at this point is still less than 1%, despite the amount of
cases that have been reported. Many sub-clinical cases of
West Nile Virus, which have not advance to full-blown encephalitis,
may go unnoticed and therefore unreported.
Because West Nile is a Virus and not bacterial infection,
there is no effective treatment at this point in time. No
vaccine is available. Pets can contract the West Nile Virus,
but they cannot transmit this to humans.
There is a blood test available to determine whether or not
one has been exposed to the West Nile Virus, by testing whether
antibodies to the Virus are present in the blood. This is
a specific West Nile antibody test for IGG/IGM Immunoglobulin.
You can ask your health care provider about this test.
For more in depth information on the, go to www.cdc.gov and
click on West Nile Virus. Their toll free telephone number
We will keep you updated with the latest information on the
continued spread of the West Nile Virus.
Dan Williams, Psy.D., PA-C
West Nile Virus News from 2001
The West Nile Virus is 98% fatal to the American Crow. If
you spot a dead crow or group of dead crows, you need to call
your County Health Department. There is no evidence that this
Virus can be obtained by handling live or infected birds.
However the disease is transmitted through mosquitoes, not
any other insect. The symptoms of West Nile Encephalitis,
which is a Virus that affects the brain, usually occurs 3-15
days after a mosquito bite and includes fever, headache, body
aches, occasional skin rash and swollen lymph glands. Severe
infections can lead to high fever, neck stiffness, disorientation,
tremors, convulsions, and muscle weakness. Most infections
are mild, but death is possible in extremely rare cases. There
have been 9 reported deaths in the Northeastern area of the
United States, not in the Midwest. Elderly individuals are
at greater risk. It is believed that the West Nile Virus started
in the New York City area, where most likely an exoticbird
infected with the Virus was brought over from another country
and smuggled in. Crows have tested positive for the West Nile
Virus in New Jersey this year, and it has been tracked as
far south as North Carolina. The Virus also affects backyard
birds. Blue Jays and Blue Birds can be affected.
Some tips to keep mosquitoes away: It is important to use
mosquito repellants. Repellants containing 30% Deet should
be effective in repelling mosquitoes. Mosquitoes find human
beings by smelling out the carbon dioxide that we exhale from
our bodies. It is pretty well worthless to use mosquito repellants
on clothing. It is best to use directly onto the body surfaces.
You do not want anything over 30-35% Deet, as in many cases,
it could cause a dermatologic response (rash). Mosquitoes
are more prevalent evenings where the winds are calm, as well
as at dusk.
There is no need to panic if proper precautions are taken

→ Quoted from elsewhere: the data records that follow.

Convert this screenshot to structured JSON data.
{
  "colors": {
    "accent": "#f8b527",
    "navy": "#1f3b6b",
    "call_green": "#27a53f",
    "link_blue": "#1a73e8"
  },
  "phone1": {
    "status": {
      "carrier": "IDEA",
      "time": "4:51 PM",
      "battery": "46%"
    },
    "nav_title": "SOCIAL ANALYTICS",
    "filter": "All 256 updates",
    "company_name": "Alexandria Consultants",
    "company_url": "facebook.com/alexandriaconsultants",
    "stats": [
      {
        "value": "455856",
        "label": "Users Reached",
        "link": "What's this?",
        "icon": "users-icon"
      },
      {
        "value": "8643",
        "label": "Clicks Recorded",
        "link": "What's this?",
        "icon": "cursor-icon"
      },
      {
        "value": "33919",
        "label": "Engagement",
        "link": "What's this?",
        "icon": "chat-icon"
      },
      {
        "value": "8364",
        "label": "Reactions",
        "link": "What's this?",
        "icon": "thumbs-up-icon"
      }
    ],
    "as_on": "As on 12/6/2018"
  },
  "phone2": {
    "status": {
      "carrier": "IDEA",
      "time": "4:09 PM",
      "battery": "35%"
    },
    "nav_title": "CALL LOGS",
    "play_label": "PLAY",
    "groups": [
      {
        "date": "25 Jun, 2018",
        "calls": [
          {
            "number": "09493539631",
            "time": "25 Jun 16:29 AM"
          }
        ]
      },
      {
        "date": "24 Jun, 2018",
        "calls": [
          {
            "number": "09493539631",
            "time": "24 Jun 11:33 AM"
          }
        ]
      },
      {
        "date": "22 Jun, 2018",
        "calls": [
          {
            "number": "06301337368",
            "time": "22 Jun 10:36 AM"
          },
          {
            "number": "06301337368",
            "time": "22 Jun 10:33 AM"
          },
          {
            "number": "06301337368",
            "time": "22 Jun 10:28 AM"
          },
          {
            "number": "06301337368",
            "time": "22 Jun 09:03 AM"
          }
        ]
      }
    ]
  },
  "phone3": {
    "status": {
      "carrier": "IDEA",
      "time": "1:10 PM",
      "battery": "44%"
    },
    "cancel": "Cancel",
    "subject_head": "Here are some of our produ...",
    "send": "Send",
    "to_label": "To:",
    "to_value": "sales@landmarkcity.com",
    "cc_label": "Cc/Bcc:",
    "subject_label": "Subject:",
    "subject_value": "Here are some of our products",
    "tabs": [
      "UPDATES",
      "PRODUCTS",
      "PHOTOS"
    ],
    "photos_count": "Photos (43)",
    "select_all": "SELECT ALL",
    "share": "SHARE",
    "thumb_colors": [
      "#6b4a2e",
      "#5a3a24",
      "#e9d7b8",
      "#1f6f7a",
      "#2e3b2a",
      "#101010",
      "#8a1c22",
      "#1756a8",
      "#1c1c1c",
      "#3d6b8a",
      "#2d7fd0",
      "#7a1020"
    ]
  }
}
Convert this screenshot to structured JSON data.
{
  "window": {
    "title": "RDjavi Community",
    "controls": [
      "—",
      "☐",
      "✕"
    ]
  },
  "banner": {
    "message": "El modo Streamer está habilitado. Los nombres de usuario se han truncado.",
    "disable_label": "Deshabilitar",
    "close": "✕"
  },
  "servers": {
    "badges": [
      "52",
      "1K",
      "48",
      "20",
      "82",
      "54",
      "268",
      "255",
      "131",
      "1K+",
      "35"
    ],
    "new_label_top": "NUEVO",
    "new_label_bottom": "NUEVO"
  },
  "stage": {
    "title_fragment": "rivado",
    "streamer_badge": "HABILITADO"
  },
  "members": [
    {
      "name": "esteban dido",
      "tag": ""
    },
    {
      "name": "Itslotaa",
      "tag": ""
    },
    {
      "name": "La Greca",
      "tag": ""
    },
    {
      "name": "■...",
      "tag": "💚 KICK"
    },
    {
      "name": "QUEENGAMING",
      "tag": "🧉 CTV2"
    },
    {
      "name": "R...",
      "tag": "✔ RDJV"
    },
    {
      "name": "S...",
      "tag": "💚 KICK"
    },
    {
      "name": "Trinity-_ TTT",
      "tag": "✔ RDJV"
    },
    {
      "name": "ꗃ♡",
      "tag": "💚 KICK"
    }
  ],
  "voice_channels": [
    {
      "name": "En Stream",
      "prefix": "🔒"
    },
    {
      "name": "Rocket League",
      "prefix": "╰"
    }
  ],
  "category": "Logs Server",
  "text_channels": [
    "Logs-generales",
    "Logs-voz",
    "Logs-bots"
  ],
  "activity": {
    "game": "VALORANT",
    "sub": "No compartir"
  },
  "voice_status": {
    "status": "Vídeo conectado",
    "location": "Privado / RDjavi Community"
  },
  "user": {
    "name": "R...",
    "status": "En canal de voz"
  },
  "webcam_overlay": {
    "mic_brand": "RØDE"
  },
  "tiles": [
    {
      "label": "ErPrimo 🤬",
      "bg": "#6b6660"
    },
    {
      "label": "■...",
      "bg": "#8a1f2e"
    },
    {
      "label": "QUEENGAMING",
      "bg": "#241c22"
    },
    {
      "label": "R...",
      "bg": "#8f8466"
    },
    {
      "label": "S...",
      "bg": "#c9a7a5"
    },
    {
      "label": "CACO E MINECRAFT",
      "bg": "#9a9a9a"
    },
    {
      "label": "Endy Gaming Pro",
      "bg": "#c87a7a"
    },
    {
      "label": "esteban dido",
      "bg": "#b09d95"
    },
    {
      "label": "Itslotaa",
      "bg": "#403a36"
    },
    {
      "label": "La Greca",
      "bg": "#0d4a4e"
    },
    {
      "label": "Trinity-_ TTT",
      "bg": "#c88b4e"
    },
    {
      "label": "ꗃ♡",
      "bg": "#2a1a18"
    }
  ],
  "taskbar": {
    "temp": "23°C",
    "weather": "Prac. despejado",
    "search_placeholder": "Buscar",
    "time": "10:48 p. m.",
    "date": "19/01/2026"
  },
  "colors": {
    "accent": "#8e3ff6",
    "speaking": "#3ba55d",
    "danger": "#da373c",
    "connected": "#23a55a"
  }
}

when spending time outdoors. Along with mosquito repellant,
Citronella candles, definitely create an odor that repells
mosquitoes. You can find more information on the West Nile
Virus on the Web, at the Center for Disease Control and Prevention